Fortifying Canopies: Tree Crown Reduction for Managing Trees in Fire-Prone Environments

In the delicate balance of nature, trees serve as pillars of strength, their canopies sheltering ecosystems and communities alike. Yet, in regions prone to wildfires, trees face heightened risks and challenges, necessitating proactive measures to mitigate the threat of catastrophic blazes. Amidst these challenges, tree crown reduction emerges as a strategic tool for managing trees in fire-prone environments, fortifying canopies and enhancing resilience against wildfire ravages. Join us as we delve into the symbiotic relationship between tree crown reduction and the management of trees in fire-prone environments, unravelling how this practice promotes safety, sustainability, and vitality within our natural landscapes.

Understanding Trees in Fire-Prone Environments:

Due to dry conditions, high temperatures, and flammable vegetation, trees in fire-prone environments are subjected to increased risks of ignition, combustion, and crown fires. In the event of a wildfire, trees can serve as fuel sources, contributing to the rapid spread and intensity of the blaze. Managing trees in fire-prone environments is essential for reducing fire hazards, protecting ecosystems, and safeguarding communities from the devastating impacts of wildfires.

The Role of Tree Crown Reduction:

In wildfire mitigation, tree crown reduction serves as a proactive strategy for enhancing trees’ fire resistance and survivability in fire-prone environments. By selectively reducing the size and density of the canopy, arborists can minimise the accumulation of flammable vegetation, increase crown separation, and reduce the likelihood of crown fires spreading from tree to tree. This targeted approach reduces the tree’s susceptibility to ignition. It enhances its ability to withstand the heat and intensity of wildfires, thereby reducing the overall fire risk in the surrounding area.

Implementing Tree Crown Reduction for Fire Management:

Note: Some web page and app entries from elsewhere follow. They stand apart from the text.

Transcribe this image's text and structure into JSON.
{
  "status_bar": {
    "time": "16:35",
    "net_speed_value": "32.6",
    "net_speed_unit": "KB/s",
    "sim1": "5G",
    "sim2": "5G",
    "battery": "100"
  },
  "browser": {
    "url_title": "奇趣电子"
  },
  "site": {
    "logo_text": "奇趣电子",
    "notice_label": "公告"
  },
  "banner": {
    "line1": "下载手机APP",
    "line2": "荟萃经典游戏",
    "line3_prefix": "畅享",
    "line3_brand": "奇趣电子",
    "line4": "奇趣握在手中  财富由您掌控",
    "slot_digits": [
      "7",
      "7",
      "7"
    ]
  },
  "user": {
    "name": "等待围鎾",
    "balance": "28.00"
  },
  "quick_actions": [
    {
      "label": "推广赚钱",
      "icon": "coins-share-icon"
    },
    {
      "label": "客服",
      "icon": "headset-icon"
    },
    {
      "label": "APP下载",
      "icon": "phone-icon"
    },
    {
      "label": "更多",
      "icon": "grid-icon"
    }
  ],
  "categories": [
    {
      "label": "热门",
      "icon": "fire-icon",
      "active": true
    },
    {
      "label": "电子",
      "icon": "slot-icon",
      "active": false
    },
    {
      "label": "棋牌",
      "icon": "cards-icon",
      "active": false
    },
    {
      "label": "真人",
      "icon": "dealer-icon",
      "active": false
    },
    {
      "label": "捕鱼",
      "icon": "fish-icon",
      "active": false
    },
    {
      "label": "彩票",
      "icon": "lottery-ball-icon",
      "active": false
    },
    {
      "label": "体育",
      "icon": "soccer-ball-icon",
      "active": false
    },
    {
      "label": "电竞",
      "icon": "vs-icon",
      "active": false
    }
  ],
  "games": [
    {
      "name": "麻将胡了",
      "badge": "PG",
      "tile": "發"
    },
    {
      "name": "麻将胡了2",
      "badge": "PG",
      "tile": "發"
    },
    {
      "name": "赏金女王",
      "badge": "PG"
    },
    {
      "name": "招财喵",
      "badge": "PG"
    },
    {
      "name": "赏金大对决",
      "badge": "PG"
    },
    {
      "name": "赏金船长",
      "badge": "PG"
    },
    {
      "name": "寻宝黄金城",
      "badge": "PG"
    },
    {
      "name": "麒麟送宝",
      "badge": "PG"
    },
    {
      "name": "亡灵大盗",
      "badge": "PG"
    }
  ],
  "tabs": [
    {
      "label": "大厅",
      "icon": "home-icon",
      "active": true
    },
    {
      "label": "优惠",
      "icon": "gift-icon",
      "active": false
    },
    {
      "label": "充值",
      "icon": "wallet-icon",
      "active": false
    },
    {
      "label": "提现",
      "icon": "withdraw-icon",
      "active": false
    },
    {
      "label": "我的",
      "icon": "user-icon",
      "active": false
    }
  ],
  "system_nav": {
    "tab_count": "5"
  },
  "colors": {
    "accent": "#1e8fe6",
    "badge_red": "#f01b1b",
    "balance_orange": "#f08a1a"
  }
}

  1. Assessment of Fire Risks: Arborists conduct comprehensive assessments of trees and surrounding vegetation to identify fire hazards, potential ignition sources, and vulnerabilities. Factors such as tree species, age, health, and proximity to structures are evaluated to inform targeted management strategies.
  2. Selective Canopy Pruning: Arborists employ crown reduction techniques to selectively remove branches that may pose fire risks, such as low-hanging branches or dense foliage near structures. By reducing canopy density and creating vertical separation between trees, arborists minimise the risk of crown fires spreading and enhance the tree’s overall fire resistance.
  3. Creation of Defensible Space: Besides crown reduction, arborists create defensible space around trees and structures by clearing flammable vegetation, maintaining firebreaks, and implementing wildfire-resistant landscaping practices. This creates a buffer zone that helps to slow the advance of wildfires and protect property from ember showers and radiant heat.
  4. Community Education and Outreach: Arborists collaborate with communities to raise awareness about wildfire risks and promote proactive fire management practices. By educating residents about the importance of tree crown reduction and defensible space creation, arborists empower communities to take action to protect themselves and their surroundings from the threat of wildfires.

Conclusion: In the face of escalating wildfire threats, tree crown reduction emerges as a vital strategy for managing trees in fire-prone environments, promoting safety, sustainability, and resilience within our natural landscapes. By integrating targeted pruning techniques into comprehensive fire management strategies, arborists can mitigate fire risks, protect ecosystems, and safeguard communities from the devastating impacts of wildfires. As stewards of our natural landscapes, let us embrace the transformative power of tree crown reduction, nurturing trees towards a future of strength, beauty, and vitality.

eb05298f 453c 4e10 b843 0f18f0021780

Similar Posts